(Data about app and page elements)
┌──
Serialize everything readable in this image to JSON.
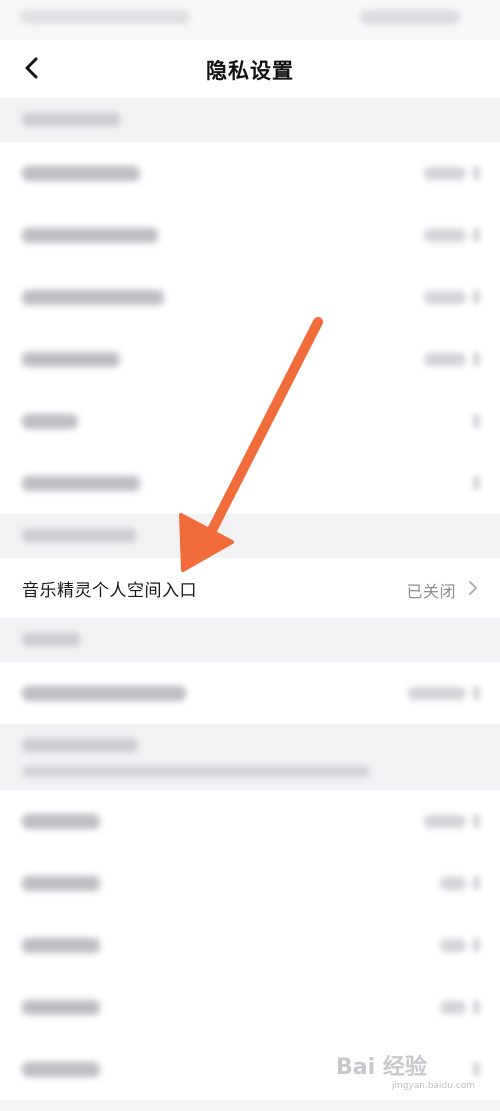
{
  "header": {
    "title": "隐私设置",
    "back_icon": "chevron-left-icon"
  },
  "focused_row": {
    "label": "音乐精灵个人空间入口",
    "value": "已关闭",
    "chevron_icon": "chevron-right-icon"
  },
  "annotation": {
    "arrow_color": "#f26b3a",
    "arrow_icon": "arrow-annotation"
  },
  "watermark": {
    "text": "Bai 经验",
    "url": "jingyan.baidu.com"
  },
  "colors": {
    "background": "#f5f5f7",
    "row_background": "#ffffff",
    "secondary_text": "#8e8e93"
  }
}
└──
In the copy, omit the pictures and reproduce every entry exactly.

— Answer to the problem —
Serialize everything readable in this image to JSON.
{
  "header": {
    "title": "隐私设置",
    "back_icon": "chevron-left-icon"
  },
  "focused_row": {
    "label": "音乐精灵个人空间入口",
    "value": "已关闭",
    "chevron_icon": "chevron-right-icon"
  },
  "annotation": {
    "arrow_color": "#f26b3a",
    "arrow_icon": "arrow-annotation"
  },
  "watermark": {
    "text": "Bai 经验",
    "url": "jingyan.baidu.com"
  },
  "colors": {
    "background": "#f5f5f7",
    "row_background": "#ffffff",
    "secondary_text": "#8e8e93"
  }
}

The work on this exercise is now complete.